By Philippa Merry, 12 November 2013 9.00am.

A campaign has been launched to get agritourism recognised as part of the National Tourism Strategy.

Linda Tinson, director of rural business at law firm Ledingham Chalmers, will embark on a Scottish tour to encourage more farmers, estate owners and crofters to diversify into agritourism.

Caroline Millar, who co-founded Go Rural, aims to have agritourism recognised as an important sector for growth in Scotland.

She said: “Agritourism is an opportunity for family farming businesses with a family member with the right attributes, skills and passion to develop a new business on the farm.

“This can take up a small amount of land but generate as much additional income as the farm unit.

“One of the key issues for the sector is bringing together the large number of small and micro businesses, which are already doing this, to produce a collective voice.”

Mrs Millar has recently completed a Nuffield Farming Scholarship sponsored by the Royal Highland Agricultural Society of Scotland where she studied farm diversification into leisure and tourism, including best practice in other countries.

She said: “Tuscany has 4,000 registered businesses on farm agritourismos.

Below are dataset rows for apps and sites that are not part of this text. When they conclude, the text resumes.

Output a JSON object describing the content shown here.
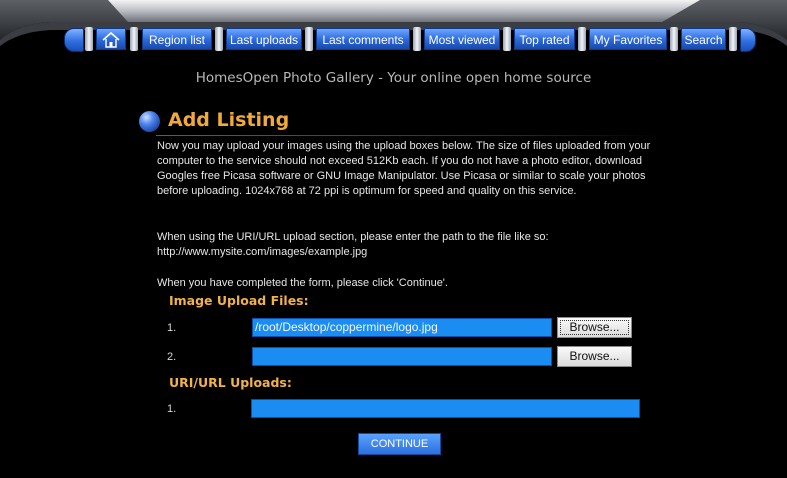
{
  "nav": {
    "items": [
      {
        "label": "Region list"
      },
      {
        "label": "Last uploads"
      },
      {
        "label": "Last comments"
      },
      {
        "label": "Most viewed"
      },
      {
        "label": "Top rated"
      },
      {
        "label": "My Favorites"
      },
      {
        "label": "Search"
      }
    ],
    "home_icon": "home-icon"
  },
  "header": {
    "tagline": "HomesOpen Photo Gallery - Your online open home source"
  },
  "main": {
    "title": "Add Listing",
    "intro": "Now you may upload your images using the upload boxes below. The size of files uploaded from your computer to the service should not exceed 512Kb each. If you do not have a photo editor, download Googles free Picasa software or GNU Image Manipulator. Use Picasa or similar to scale your photos before uploading. 1024x768 at 72 ppi is optimum for speed and quality on this service.",
    "uri_instructions": "When using the URI/URL upload section, please enter the path to the file like so: http://www.mysite.com/images/example.jpg",
    "continue_note": "When you have completed the form, please click 'Continue'.",
    "image_upload_label": "Image Upload Files:",
    "uri_upload_label": "URI/URL Uploads:",
    "file_rows": [
      {
        "num": "1.",
        "value": "/root/Desktop/coppermine/logo.jpg",
        "browse": "Browse..."
      },
      {
        "num": "2.",
        "value": "",
        "browse": "Browse..."
      }
    ],
    "uri_rows": [
      {
        "num": "1.",
        "value": ""
      }
    ],
    "continue_label": "CONTINUE"
  },
  "colors": {
    "accent_orange": "#f2a93b",
    "field_blue": "#1b8cf2",
    "nav_blue": "#2a68db"
  }
}
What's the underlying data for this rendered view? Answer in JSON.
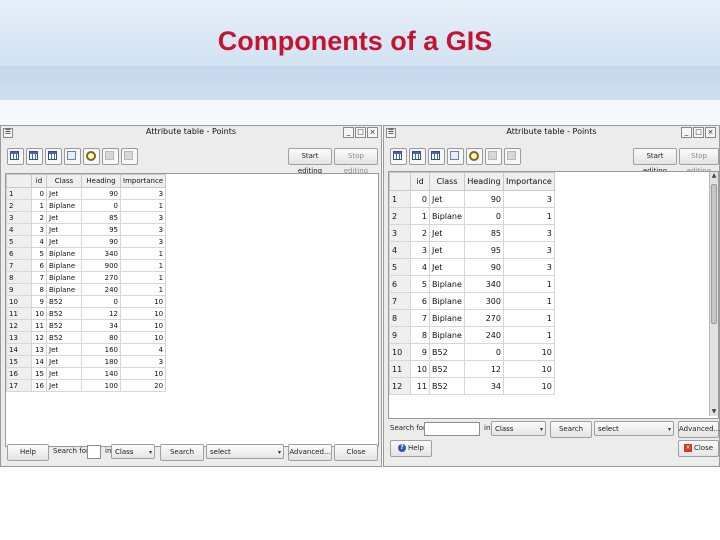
{
  "slide": {
    "title": "Components of a GIS"
  },
  "colors": {
    "title": "#c41432",
    "header_top": "#e6eff8",
    "header_band": "#c3d7ec"
  },
  "left_window": {
    "title": "Attribute table - Points",
    "menu_glyph": "☰",
    "win_buttons": [
      "_",
      "□",
      "×"
    ],
    "toolbar_icons": [
      "table-grid-icon",
      "select-all-icon",
      "invert-selection-icon",
      "move-to-top-icon",
      "zoom-to-selection-icon",
      "copy-icon",
      "delete-icon"
    ],
    "start_editing": "Start editing",
    "stop_editing": "Stop editing",
    "columns": [
      "id",
      "Class",
      "Heading",
      "Importance"
    ],
    "rows": [
      [
        "1",
        "0",
        "Jet",
        "90",
        "3"
      ],
      [
        "2",
        "1",
        "Biplane",
        "0",
        "1"
      ],
      [
        "3",
        "2",
        "Jet",
        "85",
        "3"
      ],
      [
        "4",
        "3",
        "Jet",
        "95",
        "3"
      ],
      [
        "5",
        "4",
        "Jet",
        "90",
        "3"
      ],
      [
        "6",
        "5",
        "Biplane",
        "340",
        "1"
      ],
      [
        "7",
        "6",
        "Biplane",
        "900",
        "1"
      ],
      [
        "8",
        "7",
        "Biplane",
        "270",
        "1"
      ],
      [
        "9",
        "8",
        "Biplane",
        "240",
        "1"
      ],
      [
        "10",
        "9",
        "B52",
        "0",
        "10"
      ],
      [
        "11",
        "10",
        "B52",
        "12",
        "10"
      ],
      [
        "12",
        "11",
        "B52",
        "34",
        "10"
      ],
      [
        "13",
        "12",
        "B52",
        "80",
        "10"
      ],
      [
        "14",
        "13",
        "Jet",
        "160",
        "4"
      ],
      [
        "15",
        "14",
        "Jet",
        "180",
        "3"
      ],
      [
        "16",
        "15",
        "Jet",
        "140",
        "10"
      ],
      [
        "17",
        "16",
        "Jet",
        "100",
        "20"
      ]
    ],
    "help": "Help",
    "search_for": "Search for:",
    "in": "in",
    "field_combo": "Class",
    "search_button": "Search",
    "select_combo": "select",
    "advanced": "Advanced...",
    "close": "Close"
  },
  "right_window": {
    "title": "Attribute table - Points",
    "menu_glyph": "☰",
    "win_buttons": [
      "_",
      "□",
      "×"
    ],
    "toolbar_icons": [
      "table-grid-icon",
      "select-all-icon",
      "invert-selection-icon",
      "move-to-top-icon",
      "zoom-to-selection-icon",
      "copy-icon",
      "delete-icon"
    ],
    "start_editing": "Start editing",
    "stop_editing": "Stop editing",
    "columns": [
      "id",
      "Class",
      "Heading",
      "Importance"
    ],
    "rows": [
      [
        "1",
        "0",
        "Jet",
        "90",
        "3"
      ],
      [
        "2",
        "1",
        "Biplane",
        "0",
        "1"
      ],
      [
        "3",
        "2",
        "Jet",
        "85",
        "3"
      ],
      [
        "4",
        "3",
        "Jet",
        "95",
        "3"
      ],
      [
        "5",
        "4",
        "Jet",
        "90",
        "3"
      ],
      [
        "6",
        "5",
        "Biplane",
        "340",
        "1"
      ],
      [
        "7",
        "6",
        "Biplane",
        "300",
        "1"
      ],
      [
        "8",
        "7",
        "Biplane",
        "270",
        "1"
      ],
      [
        "9",
        "8",
        "Biplane",
        "240",
        "1"
      ],
      [
        "10",
        "9",
        "B52",
        "0",
        "10"
      ],
      [
        "11",
        "10",
        "B52",
        "12",
        "10"
      ],
      [
        "12",
        "11",
        "B52",
        "34",
        "10"
      ]
    ],
    "search_for": "Search for",
    "in": "in",
    "field_combo": "Class",
    "search_button": "Search",
    "select_combo": "select",
    "advanced": "Advanced...",
    "help": "Help",
    "close": "Close"
  }
}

It’s an area the same size as Angus and Aberdeenshire.

“But its emphasis on diversification is now driving food exports and plays a key role in its overall tourism output.

“In Scotland we have ample resources and, with the right support, we can mirror Italy’s success.”

Mrs Millar is hoping to see agritourism targeted as a sector for growth in the rural economy and tourism, and included in its own right as part of the 2020 tourism strategy.

The desire to strengthen agritourism in Scotland is supported by agricultural law expert Linda Tinson, who will be advising businesses on best practice.

Mrs Tinson said: “Any form of diversification which helps farmers grow their business, allow for succession planning, strengthen balance sheets and in time perhaps enable a part of the business to be hived-off must be a good thing.

“Agritourism can cover a whole remit of ventures, including farm shops, holiday lets, caravan parks or even wigwam sites.

“It allows for members of the family to use the same piece of land to diversify and build a separate income stream. They can build their own successful business within the one piece of land.”

Mrs Tinson said diversification into agritourism could be an alternative method to renewables diversification.

She said: “Besides establishing whether they would be doing this as a landowner or tenant, clear expectations must be set regarding who the venture will involve.

“But this is a really great time to start. With the Ryder Cup, Homecoming and Commonwealth Games next year, the potential to develop Scotland’ agritourism is huge.”